NFS (Network File System) is a network file sharing protocol that gives servers the capability to export and share file systems, which can then be mounted and locally accessed by permitted clients. A table of all exports is kept in /etc/exports, along with whitelisted IP address(es) and access control lists.

Nmap ships with three out-of-the-box NFS enumeration scripts:

root@server:/usr/share/nmap/scripts# ls nfs-*

Enumerating Shares (Exports)

Retrieving all configured exports is pretty simple and can be done with the nfs-showmount script:

nmap --script nfs-showmount <target>
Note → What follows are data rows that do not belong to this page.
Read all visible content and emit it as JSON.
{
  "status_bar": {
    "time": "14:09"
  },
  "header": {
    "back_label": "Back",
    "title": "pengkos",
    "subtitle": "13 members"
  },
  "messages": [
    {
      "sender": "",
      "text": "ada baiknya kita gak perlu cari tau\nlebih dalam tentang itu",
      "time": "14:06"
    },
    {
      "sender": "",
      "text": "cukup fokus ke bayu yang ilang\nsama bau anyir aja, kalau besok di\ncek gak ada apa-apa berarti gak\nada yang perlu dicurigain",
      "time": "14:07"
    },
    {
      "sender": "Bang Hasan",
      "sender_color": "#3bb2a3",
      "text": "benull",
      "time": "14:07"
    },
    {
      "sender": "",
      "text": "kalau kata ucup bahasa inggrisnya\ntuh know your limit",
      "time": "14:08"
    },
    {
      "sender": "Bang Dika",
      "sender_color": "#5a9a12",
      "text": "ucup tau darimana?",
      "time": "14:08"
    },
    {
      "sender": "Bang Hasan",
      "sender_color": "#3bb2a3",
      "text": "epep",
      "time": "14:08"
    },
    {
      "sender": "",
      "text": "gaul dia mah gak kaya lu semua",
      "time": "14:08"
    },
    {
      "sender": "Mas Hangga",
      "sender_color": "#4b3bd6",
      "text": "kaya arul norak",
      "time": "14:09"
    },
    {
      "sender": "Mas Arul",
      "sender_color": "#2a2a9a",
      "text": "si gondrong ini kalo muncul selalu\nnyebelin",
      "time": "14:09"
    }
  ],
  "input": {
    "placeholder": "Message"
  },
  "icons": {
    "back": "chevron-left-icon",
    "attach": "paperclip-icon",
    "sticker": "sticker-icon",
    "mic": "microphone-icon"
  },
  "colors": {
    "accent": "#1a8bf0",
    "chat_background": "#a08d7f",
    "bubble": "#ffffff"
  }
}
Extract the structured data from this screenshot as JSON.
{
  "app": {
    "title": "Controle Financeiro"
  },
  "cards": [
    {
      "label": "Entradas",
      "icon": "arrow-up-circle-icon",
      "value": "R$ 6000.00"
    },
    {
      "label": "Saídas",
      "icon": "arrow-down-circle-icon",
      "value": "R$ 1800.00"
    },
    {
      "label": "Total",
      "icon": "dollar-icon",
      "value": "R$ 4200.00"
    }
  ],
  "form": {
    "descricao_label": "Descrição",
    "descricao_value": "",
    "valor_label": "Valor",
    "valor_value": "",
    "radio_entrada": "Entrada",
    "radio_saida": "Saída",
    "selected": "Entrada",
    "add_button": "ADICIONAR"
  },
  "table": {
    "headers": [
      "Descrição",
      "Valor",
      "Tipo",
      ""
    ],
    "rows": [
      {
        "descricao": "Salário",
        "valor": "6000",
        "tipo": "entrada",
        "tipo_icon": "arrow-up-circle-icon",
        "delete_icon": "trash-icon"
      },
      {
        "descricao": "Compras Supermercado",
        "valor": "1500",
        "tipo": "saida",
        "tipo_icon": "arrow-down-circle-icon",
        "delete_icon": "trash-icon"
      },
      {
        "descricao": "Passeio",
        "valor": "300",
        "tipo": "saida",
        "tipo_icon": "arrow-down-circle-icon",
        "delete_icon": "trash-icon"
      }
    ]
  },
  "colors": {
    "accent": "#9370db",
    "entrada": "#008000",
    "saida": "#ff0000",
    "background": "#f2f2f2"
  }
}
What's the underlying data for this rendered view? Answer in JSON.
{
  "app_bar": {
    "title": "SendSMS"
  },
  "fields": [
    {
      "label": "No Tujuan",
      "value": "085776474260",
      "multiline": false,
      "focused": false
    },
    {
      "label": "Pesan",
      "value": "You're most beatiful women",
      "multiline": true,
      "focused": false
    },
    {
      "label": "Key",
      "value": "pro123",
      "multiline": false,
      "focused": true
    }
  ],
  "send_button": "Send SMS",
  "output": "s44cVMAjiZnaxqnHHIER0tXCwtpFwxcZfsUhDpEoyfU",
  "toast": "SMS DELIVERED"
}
The script retrieves all exports and whitelisted IP addresses:

| nfs-showmount:
|   /var/nfs/public
|_  /var/nfs/Jack-confidential

This is similar to showmount -e <host> which shows exactly the same information:

root@desktop:~# showmount -e server
Export list for server:

Listing Shares

The nfs-ls script is useful for getting an overview of file contents without manually mounting and accessing a remote share:

nmap --script nfs-ls <target>

When executed, all files in the share’s parent directory and permitted access rights are shown:

| nfs-ls: Volume /var/nfs/public
|   access: Read Lookup Modify Extend Delete NoExecute
| rwxr-xr-x   65534  65534  4096  2020-05-05T11:25:58  .
| rwxr-xr-x   0      0      4096  2020-05-05T11:25:58  ..
| rw-r--r--   0      0      90    2020-05-05T11:25:58  README.md
| rwxr-xr-x   0      0      4096  2020-05-05T11:25:58  files

Keep in mind that the nfs-ls script is only meant for a general overview of a share’s contents and doesn’t have features such as recursive listing implemented. However, it’s fairly easy to manually mount a share and take a look around:

sudo mkdir -p /nfs/public
sudo mount server:/var/nfs/public /nfs/public

That’s all it takes to mount a share locally - you can now head to /nfs/public in your machine and browse the file share.


The Nmap Scripting Engine offers advanced service-level enumeration and takes it one step further by allowing for customized scripts, which may be written from scratch to meet personal demands. Hundreds of enumeration scripts for common services are included out of the box - which may be utilized by anyone interested in testing the security of their network services.

Shpëtim Ibrani